EXERCISE DETAILS:
Read the listing and extract each line that includes the word "Macro".

GIVEN RECORDS:
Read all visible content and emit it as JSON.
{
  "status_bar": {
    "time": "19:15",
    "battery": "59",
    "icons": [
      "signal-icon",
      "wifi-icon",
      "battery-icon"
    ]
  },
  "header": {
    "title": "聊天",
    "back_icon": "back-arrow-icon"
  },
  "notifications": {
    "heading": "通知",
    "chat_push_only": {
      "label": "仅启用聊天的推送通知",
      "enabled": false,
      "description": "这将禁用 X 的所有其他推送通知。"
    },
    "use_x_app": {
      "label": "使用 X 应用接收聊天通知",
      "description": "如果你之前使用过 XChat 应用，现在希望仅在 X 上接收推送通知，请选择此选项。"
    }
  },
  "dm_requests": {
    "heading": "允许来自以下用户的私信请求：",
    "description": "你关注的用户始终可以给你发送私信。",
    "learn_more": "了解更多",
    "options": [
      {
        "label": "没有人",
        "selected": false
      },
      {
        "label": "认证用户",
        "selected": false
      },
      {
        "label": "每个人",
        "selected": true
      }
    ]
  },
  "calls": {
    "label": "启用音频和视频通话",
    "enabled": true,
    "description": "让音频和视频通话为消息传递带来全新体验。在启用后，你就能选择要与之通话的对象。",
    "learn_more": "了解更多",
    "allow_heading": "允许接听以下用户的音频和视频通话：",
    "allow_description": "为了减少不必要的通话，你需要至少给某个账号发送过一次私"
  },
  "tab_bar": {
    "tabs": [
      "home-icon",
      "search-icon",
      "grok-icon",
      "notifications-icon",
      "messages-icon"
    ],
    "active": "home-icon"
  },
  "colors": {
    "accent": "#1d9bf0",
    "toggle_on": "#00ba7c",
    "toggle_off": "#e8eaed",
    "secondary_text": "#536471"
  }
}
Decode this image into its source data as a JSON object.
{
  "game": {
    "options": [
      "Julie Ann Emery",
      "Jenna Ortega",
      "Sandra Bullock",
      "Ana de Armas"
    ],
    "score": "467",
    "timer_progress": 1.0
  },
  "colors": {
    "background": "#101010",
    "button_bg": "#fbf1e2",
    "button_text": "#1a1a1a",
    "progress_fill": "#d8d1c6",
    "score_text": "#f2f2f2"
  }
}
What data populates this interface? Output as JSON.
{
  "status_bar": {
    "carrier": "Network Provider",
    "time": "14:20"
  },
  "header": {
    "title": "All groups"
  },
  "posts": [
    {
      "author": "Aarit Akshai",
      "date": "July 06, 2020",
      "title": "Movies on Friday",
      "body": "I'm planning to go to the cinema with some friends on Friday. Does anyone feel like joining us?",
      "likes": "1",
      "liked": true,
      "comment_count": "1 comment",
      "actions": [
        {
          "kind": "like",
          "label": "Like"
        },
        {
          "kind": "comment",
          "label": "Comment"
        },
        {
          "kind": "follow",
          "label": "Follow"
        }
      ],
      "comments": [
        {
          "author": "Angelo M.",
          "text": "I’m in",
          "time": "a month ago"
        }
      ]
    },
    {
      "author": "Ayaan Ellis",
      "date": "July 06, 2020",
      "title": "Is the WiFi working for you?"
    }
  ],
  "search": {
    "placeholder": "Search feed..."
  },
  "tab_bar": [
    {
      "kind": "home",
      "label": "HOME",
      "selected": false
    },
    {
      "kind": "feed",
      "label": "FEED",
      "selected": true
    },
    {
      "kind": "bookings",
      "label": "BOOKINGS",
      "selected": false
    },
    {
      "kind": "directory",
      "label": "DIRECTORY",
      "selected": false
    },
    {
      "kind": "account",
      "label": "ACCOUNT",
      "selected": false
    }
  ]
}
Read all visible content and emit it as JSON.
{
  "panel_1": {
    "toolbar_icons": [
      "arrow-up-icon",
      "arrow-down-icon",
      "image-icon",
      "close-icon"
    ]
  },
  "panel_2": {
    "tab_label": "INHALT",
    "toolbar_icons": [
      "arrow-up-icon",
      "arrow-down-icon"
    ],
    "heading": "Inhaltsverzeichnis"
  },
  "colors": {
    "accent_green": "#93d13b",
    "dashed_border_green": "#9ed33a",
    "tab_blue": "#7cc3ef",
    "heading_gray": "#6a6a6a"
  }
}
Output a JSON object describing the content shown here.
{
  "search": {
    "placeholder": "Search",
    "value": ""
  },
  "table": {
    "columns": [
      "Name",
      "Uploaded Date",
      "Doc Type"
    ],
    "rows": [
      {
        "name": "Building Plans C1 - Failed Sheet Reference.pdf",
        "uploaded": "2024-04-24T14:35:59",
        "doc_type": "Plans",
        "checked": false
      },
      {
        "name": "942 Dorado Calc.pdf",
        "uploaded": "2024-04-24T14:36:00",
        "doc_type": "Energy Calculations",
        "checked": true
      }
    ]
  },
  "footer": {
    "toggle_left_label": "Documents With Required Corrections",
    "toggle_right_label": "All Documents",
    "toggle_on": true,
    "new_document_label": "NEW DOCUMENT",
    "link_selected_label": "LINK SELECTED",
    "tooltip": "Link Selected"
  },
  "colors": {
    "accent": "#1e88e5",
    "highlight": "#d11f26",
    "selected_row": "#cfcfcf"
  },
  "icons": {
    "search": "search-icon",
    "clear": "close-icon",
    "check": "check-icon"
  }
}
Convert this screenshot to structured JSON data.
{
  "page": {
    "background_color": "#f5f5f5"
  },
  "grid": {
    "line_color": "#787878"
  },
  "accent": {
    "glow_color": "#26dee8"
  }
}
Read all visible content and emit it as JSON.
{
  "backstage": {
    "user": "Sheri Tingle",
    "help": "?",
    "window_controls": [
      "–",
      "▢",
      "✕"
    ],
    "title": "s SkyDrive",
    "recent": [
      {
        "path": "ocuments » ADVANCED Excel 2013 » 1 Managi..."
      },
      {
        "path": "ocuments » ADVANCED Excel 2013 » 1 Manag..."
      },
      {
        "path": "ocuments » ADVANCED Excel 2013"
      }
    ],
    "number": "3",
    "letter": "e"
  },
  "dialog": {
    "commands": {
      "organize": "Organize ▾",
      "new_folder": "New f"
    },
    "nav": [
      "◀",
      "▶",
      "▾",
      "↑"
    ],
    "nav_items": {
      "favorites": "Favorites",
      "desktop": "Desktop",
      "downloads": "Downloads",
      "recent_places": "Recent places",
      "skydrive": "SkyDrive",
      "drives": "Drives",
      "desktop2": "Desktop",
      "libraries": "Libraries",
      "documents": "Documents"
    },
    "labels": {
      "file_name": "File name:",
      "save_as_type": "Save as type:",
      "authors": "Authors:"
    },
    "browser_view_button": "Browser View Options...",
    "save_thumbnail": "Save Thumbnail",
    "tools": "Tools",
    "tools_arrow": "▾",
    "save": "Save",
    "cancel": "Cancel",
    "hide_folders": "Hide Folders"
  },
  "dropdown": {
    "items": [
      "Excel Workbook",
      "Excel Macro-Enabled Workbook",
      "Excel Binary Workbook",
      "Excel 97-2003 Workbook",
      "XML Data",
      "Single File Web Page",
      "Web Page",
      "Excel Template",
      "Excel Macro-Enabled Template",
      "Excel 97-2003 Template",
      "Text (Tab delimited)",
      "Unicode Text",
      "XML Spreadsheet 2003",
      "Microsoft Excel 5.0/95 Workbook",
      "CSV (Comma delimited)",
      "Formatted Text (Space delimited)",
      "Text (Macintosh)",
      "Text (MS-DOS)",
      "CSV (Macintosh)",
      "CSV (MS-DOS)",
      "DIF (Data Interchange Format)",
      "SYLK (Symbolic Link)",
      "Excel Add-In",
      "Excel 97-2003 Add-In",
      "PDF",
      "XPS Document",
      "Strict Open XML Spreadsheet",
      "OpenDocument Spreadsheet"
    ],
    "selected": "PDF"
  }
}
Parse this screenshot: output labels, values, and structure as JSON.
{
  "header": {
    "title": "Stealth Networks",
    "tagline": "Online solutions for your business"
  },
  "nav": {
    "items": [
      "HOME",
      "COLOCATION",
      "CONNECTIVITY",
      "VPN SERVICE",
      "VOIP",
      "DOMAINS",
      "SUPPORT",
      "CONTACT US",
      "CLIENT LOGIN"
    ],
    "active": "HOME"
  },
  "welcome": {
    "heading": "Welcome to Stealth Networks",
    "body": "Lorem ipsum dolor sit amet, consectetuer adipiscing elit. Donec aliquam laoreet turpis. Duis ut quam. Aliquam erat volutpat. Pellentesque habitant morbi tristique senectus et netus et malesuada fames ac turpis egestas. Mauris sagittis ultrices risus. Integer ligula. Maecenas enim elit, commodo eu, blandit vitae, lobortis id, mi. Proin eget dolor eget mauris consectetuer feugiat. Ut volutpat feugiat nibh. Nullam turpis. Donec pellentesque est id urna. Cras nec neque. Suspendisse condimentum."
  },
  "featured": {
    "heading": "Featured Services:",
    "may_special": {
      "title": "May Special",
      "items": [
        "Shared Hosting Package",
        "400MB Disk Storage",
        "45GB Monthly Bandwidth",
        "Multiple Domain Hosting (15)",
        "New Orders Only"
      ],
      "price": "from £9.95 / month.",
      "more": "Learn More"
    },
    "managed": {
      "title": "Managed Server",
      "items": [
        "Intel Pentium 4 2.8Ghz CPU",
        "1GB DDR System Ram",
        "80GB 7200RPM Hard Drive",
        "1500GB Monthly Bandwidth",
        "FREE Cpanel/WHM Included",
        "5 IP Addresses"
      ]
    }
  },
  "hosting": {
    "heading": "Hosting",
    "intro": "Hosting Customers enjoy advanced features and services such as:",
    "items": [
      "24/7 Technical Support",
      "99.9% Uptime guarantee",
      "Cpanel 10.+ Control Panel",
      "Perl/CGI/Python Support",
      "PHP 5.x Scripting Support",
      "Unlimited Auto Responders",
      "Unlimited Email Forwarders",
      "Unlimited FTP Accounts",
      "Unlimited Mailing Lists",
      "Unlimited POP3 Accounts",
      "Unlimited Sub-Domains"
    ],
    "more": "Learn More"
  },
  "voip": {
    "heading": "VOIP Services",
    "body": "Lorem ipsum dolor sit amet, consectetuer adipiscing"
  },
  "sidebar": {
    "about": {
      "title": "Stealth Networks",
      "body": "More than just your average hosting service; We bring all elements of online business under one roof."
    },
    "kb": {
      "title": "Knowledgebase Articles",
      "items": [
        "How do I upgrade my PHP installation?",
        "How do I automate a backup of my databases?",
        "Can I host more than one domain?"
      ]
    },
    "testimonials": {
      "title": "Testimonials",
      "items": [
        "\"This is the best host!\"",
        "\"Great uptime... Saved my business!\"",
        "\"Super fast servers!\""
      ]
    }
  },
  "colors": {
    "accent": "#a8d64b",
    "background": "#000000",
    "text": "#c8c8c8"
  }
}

ANSWER TO THIS EXERCISE:
      "Excel Macro-Enabled Workbook",
      "Excel Macro-Enabled Template",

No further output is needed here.